* _Task item_:
Go through the lines below. Copy those with "author".

* _Data for analysis_:
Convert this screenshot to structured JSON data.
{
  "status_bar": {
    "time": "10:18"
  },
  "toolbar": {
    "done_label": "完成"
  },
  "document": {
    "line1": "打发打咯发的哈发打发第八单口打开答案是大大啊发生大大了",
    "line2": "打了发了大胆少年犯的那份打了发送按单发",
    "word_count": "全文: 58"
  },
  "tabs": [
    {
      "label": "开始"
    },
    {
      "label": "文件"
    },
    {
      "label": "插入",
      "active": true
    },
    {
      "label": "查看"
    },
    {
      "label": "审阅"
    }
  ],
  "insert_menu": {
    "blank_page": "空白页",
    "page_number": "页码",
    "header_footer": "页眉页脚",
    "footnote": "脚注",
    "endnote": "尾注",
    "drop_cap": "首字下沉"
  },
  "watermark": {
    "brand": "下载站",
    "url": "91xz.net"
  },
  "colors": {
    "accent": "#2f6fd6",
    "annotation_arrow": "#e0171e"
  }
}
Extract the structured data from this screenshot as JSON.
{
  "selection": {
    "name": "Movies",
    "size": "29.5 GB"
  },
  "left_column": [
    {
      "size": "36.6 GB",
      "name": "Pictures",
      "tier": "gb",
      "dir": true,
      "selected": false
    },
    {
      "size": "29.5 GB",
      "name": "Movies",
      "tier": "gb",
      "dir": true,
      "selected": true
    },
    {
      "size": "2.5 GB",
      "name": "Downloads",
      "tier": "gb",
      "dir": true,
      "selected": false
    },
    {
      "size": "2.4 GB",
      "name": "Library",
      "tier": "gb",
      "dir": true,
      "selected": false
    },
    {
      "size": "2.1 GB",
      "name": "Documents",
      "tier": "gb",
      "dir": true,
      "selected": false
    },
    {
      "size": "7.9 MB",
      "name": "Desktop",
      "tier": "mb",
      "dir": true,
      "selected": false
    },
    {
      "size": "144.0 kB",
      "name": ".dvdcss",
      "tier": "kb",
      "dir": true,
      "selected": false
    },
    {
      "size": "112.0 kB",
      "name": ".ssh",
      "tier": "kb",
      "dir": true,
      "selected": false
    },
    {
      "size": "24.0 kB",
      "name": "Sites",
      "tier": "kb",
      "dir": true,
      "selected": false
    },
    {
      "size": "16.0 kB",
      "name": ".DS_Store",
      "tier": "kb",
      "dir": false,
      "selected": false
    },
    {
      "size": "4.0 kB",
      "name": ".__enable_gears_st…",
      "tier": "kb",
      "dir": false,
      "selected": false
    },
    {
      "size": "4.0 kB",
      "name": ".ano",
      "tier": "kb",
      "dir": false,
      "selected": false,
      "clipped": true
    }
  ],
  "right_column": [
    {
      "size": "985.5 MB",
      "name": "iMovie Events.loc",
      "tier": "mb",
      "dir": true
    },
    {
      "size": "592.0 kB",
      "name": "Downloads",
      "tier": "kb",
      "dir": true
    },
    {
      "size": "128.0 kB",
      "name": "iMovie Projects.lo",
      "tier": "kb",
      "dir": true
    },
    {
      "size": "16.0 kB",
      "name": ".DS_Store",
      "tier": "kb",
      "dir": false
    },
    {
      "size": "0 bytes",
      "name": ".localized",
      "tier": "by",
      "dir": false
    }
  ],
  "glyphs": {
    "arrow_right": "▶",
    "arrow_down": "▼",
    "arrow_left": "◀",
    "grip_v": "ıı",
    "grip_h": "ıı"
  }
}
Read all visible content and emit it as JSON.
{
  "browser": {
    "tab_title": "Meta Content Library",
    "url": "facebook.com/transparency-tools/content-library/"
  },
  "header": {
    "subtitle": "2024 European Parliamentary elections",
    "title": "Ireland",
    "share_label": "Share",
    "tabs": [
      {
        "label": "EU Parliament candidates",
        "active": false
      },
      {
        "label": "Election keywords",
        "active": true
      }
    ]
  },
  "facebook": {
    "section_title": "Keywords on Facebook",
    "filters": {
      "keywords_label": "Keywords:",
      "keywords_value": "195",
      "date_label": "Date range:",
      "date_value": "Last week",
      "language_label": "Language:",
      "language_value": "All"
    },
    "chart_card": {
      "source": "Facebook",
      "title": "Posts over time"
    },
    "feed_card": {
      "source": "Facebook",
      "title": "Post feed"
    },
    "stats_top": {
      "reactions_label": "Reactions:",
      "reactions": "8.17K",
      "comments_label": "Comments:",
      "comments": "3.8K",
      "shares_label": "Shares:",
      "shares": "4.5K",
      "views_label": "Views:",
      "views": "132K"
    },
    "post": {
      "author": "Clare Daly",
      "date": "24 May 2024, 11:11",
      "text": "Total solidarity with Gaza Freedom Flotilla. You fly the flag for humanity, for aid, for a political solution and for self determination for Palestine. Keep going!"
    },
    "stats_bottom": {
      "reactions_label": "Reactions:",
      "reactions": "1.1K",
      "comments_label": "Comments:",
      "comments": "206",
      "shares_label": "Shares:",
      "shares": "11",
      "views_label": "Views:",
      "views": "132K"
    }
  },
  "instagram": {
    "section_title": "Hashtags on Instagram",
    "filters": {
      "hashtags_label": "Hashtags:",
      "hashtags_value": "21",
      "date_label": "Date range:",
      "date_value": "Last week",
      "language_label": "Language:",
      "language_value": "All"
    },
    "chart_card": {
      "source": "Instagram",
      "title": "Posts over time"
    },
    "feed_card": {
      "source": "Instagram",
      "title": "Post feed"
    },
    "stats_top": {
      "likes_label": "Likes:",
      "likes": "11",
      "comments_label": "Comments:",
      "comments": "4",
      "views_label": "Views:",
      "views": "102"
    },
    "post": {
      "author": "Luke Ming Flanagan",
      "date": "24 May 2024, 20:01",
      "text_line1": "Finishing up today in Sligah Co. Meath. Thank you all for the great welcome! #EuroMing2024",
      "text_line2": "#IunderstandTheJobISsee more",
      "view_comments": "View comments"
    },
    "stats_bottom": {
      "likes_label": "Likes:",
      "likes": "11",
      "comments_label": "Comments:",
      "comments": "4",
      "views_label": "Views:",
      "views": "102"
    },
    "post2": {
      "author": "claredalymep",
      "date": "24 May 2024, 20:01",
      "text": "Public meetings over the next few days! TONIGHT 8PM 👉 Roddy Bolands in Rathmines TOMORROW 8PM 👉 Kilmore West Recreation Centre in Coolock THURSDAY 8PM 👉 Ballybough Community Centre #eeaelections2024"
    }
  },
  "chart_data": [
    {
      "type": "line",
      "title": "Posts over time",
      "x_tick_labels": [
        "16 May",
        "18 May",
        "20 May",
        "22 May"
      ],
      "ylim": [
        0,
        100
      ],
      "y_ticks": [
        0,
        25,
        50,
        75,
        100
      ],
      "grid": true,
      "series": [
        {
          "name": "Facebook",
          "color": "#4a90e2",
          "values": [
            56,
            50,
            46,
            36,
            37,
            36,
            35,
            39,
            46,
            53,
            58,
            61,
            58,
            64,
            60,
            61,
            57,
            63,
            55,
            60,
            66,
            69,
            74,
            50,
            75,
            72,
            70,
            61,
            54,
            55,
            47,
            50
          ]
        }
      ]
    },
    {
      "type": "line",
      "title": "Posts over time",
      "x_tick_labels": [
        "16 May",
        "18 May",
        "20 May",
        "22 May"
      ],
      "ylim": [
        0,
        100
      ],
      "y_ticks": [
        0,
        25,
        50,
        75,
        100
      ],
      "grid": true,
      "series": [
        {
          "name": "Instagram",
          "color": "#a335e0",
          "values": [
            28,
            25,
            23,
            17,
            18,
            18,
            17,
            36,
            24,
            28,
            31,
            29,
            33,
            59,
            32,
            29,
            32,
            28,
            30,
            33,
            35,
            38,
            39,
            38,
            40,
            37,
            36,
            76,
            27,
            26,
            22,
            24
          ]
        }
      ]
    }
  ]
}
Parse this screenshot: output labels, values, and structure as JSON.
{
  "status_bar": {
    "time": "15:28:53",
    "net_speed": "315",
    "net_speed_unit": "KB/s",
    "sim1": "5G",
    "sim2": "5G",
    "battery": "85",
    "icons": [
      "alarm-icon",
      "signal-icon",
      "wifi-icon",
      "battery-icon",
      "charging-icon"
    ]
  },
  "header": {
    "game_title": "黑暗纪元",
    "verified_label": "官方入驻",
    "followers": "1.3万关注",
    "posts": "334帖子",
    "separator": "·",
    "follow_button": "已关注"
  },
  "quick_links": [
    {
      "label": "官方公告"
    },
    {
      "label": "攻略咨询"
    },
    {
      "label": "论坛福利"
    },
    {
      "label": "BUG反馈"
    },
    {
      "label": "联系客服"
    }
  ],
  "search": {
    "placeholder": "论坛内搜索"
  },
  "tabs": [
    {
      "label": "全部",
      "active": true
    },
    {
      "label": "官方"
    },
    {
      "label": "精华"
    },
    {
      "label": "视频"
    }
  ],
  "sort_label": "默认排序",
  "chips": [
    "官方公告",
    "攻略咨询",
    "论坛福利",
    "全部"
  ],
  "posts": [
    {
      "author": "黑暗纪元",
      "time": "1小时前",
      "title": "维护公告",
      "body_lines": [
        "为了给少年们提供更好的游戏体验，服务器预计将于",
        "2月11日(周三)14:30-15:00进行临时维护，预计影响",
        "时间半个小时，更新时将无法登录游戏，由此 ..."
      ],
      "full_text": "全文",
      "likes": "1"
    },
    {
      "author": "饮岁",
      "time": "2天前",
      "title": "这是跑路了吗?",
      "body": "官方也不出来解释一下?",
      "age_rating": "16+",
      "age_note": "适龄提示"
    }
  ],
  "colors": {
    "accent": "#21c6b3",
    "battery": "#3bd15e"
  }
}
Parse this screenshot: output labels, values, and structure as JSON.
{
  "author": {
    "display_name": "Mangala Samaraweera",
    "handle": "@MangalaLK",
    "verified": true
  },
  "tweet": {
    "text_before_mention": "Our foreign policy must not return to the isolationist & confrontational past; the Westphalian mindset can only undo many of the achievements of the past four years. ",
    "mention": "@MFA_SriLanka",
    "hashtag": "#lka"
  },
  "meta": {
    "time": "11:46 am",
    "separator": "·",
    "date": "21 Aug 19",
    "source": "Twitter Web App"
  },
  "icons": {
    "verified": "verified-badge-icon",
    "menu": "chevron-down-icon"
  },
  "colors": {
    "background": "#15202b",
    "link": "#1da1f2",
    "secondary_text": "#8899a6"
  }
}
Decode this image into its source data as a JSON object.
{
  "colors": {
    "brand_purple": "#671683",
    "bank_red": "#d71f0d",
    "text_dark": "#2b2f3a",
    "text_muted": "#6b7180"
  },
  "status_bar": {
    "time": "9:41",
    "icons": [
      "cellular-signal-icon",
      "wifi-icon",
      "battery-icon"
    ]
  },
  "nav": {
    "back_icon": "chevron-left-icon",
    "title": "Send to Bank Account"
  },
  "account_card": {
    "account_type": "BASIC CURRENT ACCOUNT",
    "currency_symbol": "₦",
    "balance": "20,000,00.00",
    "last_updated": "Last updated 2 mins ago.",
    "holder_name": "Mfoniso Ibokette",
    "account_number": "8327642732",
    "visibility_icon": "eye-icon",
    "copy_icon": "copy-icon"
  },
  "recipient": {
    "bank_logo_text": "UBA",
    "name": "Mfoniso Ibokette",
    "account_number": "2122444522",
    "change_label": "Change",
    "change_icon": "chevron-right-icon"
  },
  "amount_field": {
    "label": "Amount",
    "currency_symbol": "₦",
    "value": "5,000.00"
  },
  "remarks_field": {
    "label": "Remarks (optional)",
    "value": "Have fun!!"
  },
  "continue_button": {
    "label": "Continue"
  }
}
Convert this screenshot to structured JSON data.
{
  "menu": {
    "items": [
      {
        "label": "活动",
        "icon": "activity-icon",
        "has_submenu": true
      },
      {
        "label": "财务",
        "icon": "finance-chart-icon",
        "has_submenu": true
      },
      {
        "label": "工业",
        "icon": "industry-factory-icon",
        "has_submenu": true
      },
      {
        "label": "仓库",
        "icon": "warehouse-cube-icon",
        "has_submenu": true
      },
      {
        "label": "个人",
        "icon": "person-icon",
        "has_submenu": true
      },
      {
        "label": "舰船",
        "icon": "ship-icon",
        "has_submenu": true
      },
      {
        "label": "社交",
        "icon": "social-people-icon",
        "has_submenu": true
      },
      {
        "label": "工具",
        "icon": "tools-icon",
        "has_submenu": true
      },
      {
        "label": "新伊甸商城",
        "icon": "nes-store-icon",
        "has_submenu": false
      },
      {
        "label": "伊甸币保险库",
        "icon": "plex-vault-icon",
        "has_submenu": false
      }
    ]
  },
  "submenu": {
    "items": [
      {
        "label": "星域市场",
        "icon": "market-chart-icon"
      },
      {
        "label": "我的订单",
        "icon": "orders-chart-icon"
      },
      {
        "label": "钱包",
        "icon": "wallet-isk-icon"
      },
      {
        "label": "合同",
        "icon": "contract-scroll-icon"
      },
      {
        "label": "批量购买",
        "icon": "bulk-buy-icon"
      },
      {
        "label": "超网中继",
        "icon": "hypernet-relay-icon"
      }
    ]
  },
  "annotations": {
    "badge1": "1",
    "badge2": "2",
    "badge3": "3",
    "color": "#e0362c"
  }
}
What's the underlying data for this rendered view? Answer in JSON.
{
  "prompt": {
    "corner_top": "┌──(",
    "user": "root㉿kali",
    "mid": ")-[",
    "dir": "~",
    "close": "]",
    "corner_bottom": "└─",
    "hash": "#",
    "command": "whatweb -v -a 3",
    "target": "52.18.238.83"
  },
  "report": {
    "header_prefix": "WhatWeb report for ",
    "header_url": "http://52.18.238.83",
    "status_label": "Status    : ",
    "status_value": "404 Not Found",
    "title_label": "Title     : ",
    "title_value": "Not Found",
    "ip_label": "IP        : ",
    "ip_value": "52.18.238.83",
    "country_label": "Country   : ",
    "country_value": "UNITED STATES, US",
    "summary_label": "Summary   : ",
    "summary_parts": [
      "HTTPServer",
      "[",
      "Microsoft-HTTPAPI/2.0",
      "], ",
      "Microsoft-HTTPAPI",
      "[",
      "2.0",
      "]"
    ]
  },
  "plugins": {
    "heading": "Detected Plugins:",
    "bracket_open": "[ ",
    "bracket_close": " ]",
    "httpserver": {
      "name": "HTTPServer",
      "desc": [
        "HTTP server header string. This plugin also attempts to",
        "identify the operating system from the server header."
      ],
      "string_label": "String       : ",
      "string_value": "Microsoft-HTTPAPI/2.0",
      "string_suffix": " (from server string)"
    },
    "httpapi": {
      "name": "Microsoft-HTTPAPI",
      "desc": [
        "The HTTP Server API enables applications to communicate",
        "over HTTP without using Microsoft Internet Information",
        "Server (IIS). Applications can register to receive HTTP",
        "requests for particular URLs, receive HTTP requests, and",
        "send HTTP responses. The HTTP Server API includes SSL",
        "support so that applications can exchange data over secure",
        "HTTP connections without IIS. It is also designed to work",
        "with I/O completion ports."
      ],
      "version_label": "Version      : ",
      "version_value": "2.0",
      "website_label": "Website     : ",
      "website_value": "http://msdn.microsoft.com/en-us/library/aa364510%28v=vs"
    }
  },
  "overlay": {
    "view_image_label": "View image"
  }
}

* _Written response_:
      "author": "Clare Daly",
      "author": "Luke Ming Flanagan",
      "author": "claredalymep",
      "author": "黑暗纪元",
      "author": "饮岁",
  "author": {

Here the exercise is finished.